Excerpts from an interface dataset
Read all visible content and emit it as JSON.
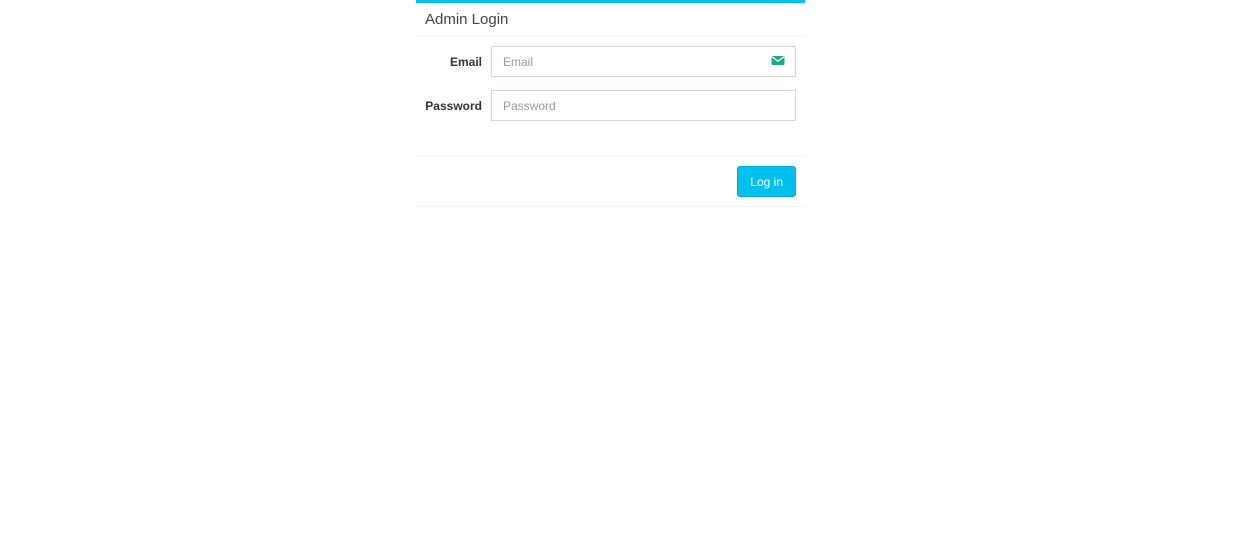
{
  "card": {
    "title": "Admin Login"
  },
  "form": {
    "email": {
      "label": "Email",
      "placeholder": "Email",
      "value": "",
      "icon": "envelope-icon"
    },
    "password": {
      "label": "Password",
      "placeholder": "Password",
      "value": ""
    }
  },
  "footer": {
    "login_label": "Log in"
  },
  "colors": {
    "accent": "#00c0ef",
    "icon": "#20a98a"
  }
}
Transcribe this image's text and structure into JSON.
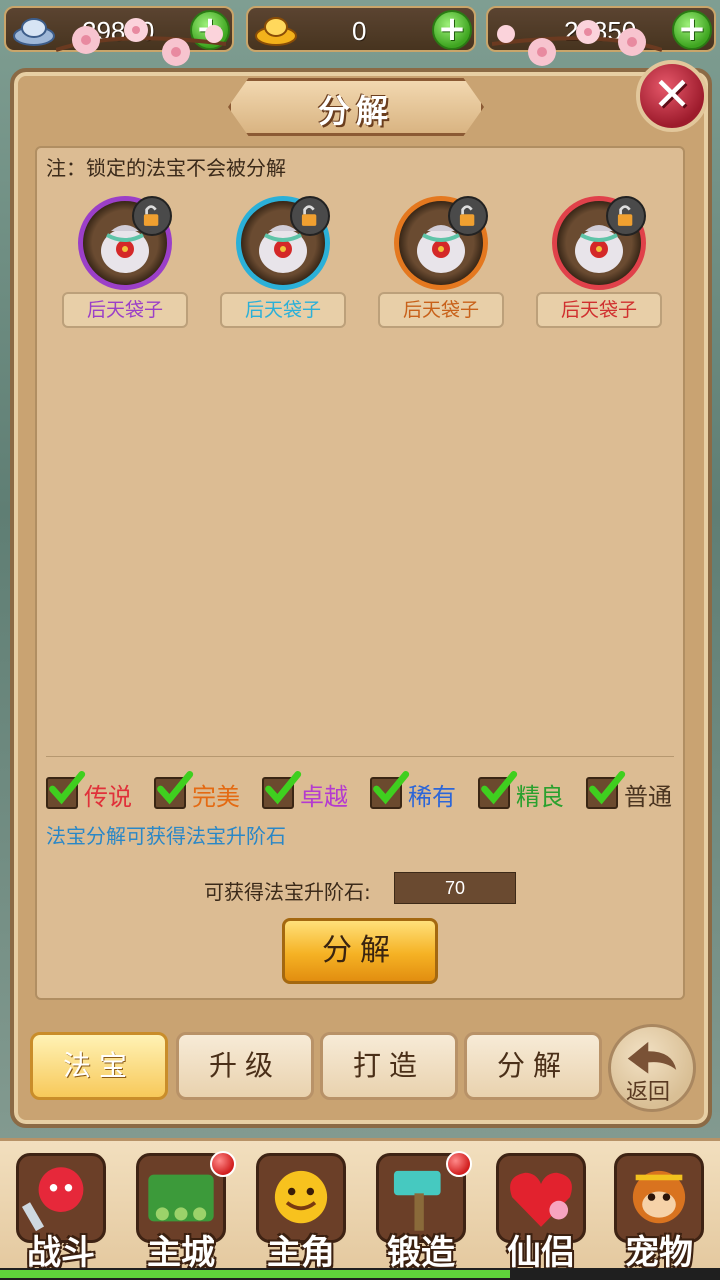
{
  "currency": {
    "silver": "29850",
    "gold": "0",
    "third": "29850"
  },
  "panel": {
    "title": "分解",
    "close_glyph": "✕",
    "note": "注：锁定的法宝不会被分解"
  },
  "items": [
    {
      "name": "后天袋子",
      "ring_color": "#9b3fc8",
      "text_color": "#9b3fc8"
    },
    {
      "name": "后天袋子",
      "ring_color": "#2bb0d8",
      "text_color": "#2bb0d8"
    },
    {
      "name": "后天袋子",
      "ring_color": "#e4781f",
      "text_color": "#c8611a"
    },
    {
      "name": "后天袋子",
      "ring_color": "#e0414a",
      "text_color": "#d0302f"
    }
  ],
  "filters": [
    {
      "label": "传说",
      "color": "#e0313a",
      "checked": true
    },
    {
      "label": "完美",
      "color": "#e46a12",
      "checked": true
    },
    {
      "label": "卓越",
      "color": "#b43ad0",
      "checked": true
    },
    {
      "label": "稀有",
      "color": "#2c66d8",
      "checked": true
    },
    {
      "label": "精良",
      "color": "#2aa12e",
      "checked": true
    },
    {
      "label": "普通",
      "color": "#4a3420",
      "checked": true
    }
  ],
  "hint": "法宝分解可获得法宝升阶石",
  "gain": {
    "label": "可获得法宝升阶石:",
    "value": "70"
  },
  "decompose_button": "分解",
  "tabs": [
    {
      "label": "法宝",
      "active": true
    },
    {
      "label": "升级",
      "active": false
    },
    {
      "label": "打造",
      "active": false
    },
    {
      "label": "分解",
      "active": false
    }
  ],
  "back_label": "返回",
  "nav": [
    {
      "label": "战斗",
      "icon": "battle-icon",
      "dot": false
    },
    {
      "label": "主城",
      "icon": "main-city-icon",
      "dot": true
    },
    {
      "label": "主角",
      "icon": "hero-icon",
      "dot": false
    },
    {
      "label": "锻造",
      "icon": "forge-hammer-icon",
      "dot": true
    },
    {
      "label": "仙侣",
      "icon": "companion-heart-icon",
      "dot": false
    },
    {
      "label": "宠物",
      "icon": "pet-monkey-icon",
      "dot": false
    }
  ]
}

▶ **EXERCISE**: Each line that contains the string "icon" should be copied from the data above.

▶ **SOLUTION**:
      "icon": "envelope-icon"
    "icon": "#20a98a"
      "icon": "battle-icon",
      "icon": "main-city-icon",
      "icon": "hero-icon",
      "icon": "forge-hammer-icon",
      "icon": "companion-heart-icon",
      "icon": "pet-monkey-icon",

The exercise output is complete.